Long and thin, the redrawn state senate district in Massachusetts stretched from near Boston to the New Hampshire border, where it hooked east along the Merrimack River to the coast. It sliced up Essex County, a political stronghold for the Federalist Party – all by design of its ascendant political rival, the Democratic-Republicans.
James Monroe rode into Boston Common astride a borrowed horse, wearing a blue coat, knee-buckled breeches and a Revolutionary triangular hat. A cheering crowd of 40,000 people greeted him. But it wasn’t the 1770s, and the founding father was no longer young. It was July 1817, and the new nation was 41 years old. The clothing worn by the nation’s fifth president was now out of fashion. He wasn’t in Boston to drum up support for a new nation—he was there to keep it from falling apart.

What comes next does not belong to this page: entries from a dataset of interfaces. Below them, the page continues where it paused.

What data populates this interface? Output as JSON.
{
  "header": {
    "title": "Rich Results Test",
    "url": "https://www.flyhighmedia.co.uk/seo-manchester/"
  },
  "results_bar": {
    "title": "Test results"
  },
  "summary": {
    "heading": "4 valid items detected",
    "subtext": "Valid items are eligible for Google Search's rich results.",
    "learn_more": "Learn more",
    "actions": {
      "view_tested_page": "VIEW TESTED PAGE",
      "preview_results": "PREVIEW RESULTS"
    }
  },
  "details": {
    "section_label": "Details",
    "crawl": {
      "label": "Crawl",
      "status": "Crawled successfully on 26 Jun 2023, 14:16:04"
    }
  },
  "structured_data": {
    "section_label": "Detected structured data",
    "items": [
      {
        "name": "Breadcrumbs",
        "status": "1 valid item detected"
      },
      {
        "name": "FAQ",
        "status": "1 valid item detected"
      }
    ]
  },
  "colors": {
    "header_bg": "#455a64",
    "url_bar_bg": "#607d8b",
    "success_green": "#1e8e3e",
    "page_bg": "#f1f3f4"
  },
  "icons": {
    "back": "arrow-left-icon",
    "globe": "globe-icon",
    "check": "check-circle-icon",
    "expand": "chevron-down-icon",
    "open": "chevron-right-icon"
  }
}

Can the United States host a sustainable Olympics? That’s the question now that Los Angeles is on track to welcome the Summer Olympics in either 2024 or 2028. Los Angeles Mayor Eric Garcetti appeared arm in arm with Paris Mayor Anne Hidalgo and International Olympic Committee President Thomas Bach this week in Lausanne, Switzerland. The IOC announced it’s willing to award a future Summer Olympics to each of the two final 2024 bidder cities. The move comes at a vulnerable moment for the Olympics.
Muck Rack makes it simple to find people, tweets, or articles that mention any name, keyword, company, hashtag etc. We've compiled this guide to help you make the most of your search.
Selecting a term
Start searching tweets, articles from media outlets, articles mentioned in tweets, journalists'
names, titles and bios with some suggested searches:
Companies or Topics (e.g. iPhone, Microsoft)
Phrases (e.g. "cloud computing") — use quotes to keep the terms together
Twitter handles (e.g. @username) — returns those who have mentioned or replied to
Names (e.g. "David Pogue")
Hashtags (e.g. #sxsw, #london2012)
Bio details (e.g. vegan, Olympics, father)
Muck Rack's Advanced Search allows for many boolean operators.
Find results that mention multiple specified terms, use AND or
+. For example, ensure each result contains both Elon Musk and Mark Zuckerberg by
searching Obama AND Romney or Obama + Romney.
Use the operators OR or , to broaden your search when you'd like either of
multiple terms to appear in results. (This is the default behavior of our search when no operators
are used.) For example, search for democrat OR republican to find results that refer to
Democrats and/or Republicans.
Use NOT or - to subtract results from your search. For
example, searching Disney will yield results about the Walt Disney Company as well as Walt Disney
World Resort. To exclude mentions of Disney World, search for Disney -World or Disney
When using one of these operators with a phrase, enclose it in quotation marks. For example, you can
find results about smartphones excluding Apple's iPhone 4S by searching smartphone -"iPhone
Exact case matching or punctuation
If you're searching for a brand name or keyword that relies on specific punctuation marks or capitalization, you can
find results that match your exact query by adding matchcase: before the keyword you're searching for, like matchcase:E*TRADE .
Use parentheses to separate multiple
boolean phrases. For example, to find journalists talking about having fun in Disney World or
Disneyland, search for ("disney world" OR disneyland) AND fun.
An asterisk can be used to search for any variation of a root word truncated by the asterisk. For example, searching for admin* will return results for administrator, administration, administer, administered, etc.
A near operator is an AND operator where you can control the distance between the words. You can vary the distance the near operation uses by adding a forward slash and number (between 0-99) such as strawberries NEAR/10 "whipped cream", which means the strawberries must exist within 10 words of "whipped cream".